A Cold-Weather Veggie Treat

A sweet tooth for parsnips

By: Justin Butts  

The parsnip, a cold-weather root vegetable in the carrot family, has nut-colored skin, a large, bushy top, and a distinctly sweet flavor. The green tops are wonderful in a sauté, and the roots are perfect for roasting or in soups and stews. 

Parsnips are more difficult to grow than carrots. First, parsnips require three long weeks to germinate. Second, the temperature must be cold (between 50F to 70F) throughout that period for the seeds to sprout. The soil must be kept moist during that time. Finally, parsnips require a little frost to develop their trademark sweetness.
The Roman emperor Tiberius loved parsnips, but like us here on the coast, he lived in a hot, dry land – which did not produce exceptional parsnips. According to Pliny the Elder, Tiberius preferred the sweeter roots grown in the gloomy forests of Gelduba, a city on the Rhine in Germania, and ordered its people to pay their taxes in parsnips. 
Tiberius was the Roman emperor during the life and ministry of Jesus Christ. When Jesus said, “Render to Caesar the things that are Caesar’s,” that included parsnips – at least, if you were a citizen of Gelduba.
The Romans carried the cultivation of parsnips northward to the island of Britannia. Parsnips grew beautifully in the damp, cool weather of England. By the Middle Ages, parsnips were common fare on the tables of rich and poor alike. Wealthy lords even fed parsnips to their pigs to flavor the pork, and to their cows to sweeten the milk.
English merchants carried parsnip seeds to every corner of the world, from America to India to Asia, and the roots flourished in every land with cold, wet climates. That weather is not the norm in the Coastal Bend, even during winter. However, by planting in December with the right companion plants, you can grow your own lovely parsnips right here in The Bend.
A Need-To-Know Basis

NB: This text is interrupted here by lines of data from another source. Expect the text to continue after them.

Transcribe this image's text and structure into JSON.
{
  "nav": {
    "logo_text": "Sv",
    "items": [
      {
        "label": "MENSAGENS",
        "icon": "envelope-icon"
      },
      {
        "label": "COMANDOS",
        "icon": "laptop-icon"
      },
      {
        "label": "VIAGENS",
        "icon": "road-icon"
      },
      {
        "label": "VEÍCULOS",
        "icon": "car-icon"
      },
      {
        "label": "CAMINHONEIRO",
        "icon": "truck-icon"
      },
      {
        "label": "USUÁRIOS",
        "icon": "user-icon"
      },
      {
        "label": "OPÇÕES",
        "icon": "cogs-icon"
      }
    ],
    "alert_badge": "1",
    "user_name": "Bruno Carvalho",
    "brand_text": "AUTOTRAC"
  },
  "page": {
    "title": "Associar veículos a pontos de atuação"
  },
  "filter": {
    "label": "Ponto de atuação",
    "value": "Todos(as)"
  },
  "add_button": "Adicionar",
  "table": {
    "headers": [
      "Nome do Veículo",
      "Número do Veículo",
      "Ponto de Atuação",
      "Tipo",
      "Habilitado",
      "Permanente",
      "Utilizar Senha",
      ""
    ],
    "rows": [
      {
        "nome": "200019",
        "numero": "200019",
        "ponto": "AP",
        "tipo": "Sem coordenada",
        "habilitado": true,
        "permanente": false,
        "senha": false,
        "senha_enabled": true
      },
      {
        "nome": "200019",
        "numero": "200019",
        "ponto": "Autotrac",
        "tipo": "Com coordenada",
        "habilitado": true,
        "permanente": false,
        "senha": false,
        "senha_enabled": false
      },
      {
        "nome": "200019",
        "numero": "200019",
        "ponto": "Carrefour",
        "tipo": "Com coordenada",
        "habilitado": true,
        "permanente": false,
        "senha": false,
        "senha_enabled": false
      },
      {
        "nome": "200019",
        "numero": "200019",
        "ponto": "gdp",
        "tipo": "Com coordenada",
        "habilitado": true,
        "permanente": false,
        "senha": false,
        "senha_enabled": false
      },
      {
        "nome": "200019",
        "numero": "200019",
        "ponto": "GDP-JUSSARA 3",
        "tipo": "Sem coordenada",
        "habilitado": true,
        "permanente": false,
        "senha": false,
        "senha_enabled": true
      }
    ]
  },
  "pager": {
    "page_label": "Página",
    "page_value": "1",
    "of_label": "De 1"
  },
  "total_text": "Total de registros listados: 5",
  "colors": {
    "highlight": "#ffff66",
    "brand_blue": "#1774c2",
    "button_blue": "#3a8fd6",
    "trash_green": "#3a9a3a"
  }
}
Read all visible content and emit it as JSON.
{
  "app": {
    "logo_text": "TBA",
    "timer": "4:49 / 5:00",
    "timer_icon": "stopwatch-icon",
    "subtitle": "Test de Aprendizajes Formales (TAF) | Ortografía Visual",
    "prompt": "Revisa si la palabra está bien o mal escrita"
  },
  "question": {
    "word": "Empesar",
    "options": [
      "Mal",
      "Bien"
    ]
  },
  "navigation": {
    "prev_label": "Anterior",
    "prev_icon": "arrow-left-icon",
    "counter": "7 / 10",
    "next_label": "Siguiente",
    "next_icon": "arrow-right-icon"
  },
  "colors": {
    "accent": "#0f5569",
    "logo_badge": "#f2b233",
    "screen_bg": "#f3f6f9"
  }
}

Growing Up

Prepare the bed by tilling thoroughly and dressing with several inches of compost. Parsnips require rich, well-drained, loosened soil. Clay-rich or rocky soils cause stunted growth. Plant in early December so parsnips receive a month of cold weather to germinate, and with luck, get a frost in January. Keep the soil moist until parsnips sprout. Parsnips can’t be planted on their own or weeds will take over the bed; they must be companion planted.

Companion plant parsnips with carrots and radishes. Mix parsnip, carrot, and radish seeds (one-third each) into a bowl of clean, fine sand. Hand broadcast the seed-and-sand mixture evenly across entire garden bed. Gently rake the seeds into the soil. Radishes mature in 30 days; harvest radishes to thin the bed for the carrots. Carrots mature in 70 days. Pull the carrots to make room for the parsnips, which mature in 120 days. This method minimizes weeding and maximizes garden space.
Local Recs

The changing of seasons is one of the most delicious things in life. Colder months bring earthy root vegetables and a proper roast dinner isn’t complete without parsnips. Simply roast them until caramelized to bring out the sweetness, then finish with a knob of butter, sea salt and cracked pepper.
– Karey Swartwout, Glow
Fun Facts
The Pilgrims brought parsnip seeds to the New World on the Mayflower. Parsnips were used in early America, along with pumpkins and walnuts, to make beer – which was vital to the health of the Pilgrims at Plymouth Rock, because drinking fresh water (a vector for many diseases) could be deadly. Pilgrims drank plenty of parsnip beer at the first Thanksgiving. Parsnip beer was standard fare in New England for many years until barley crops could be established.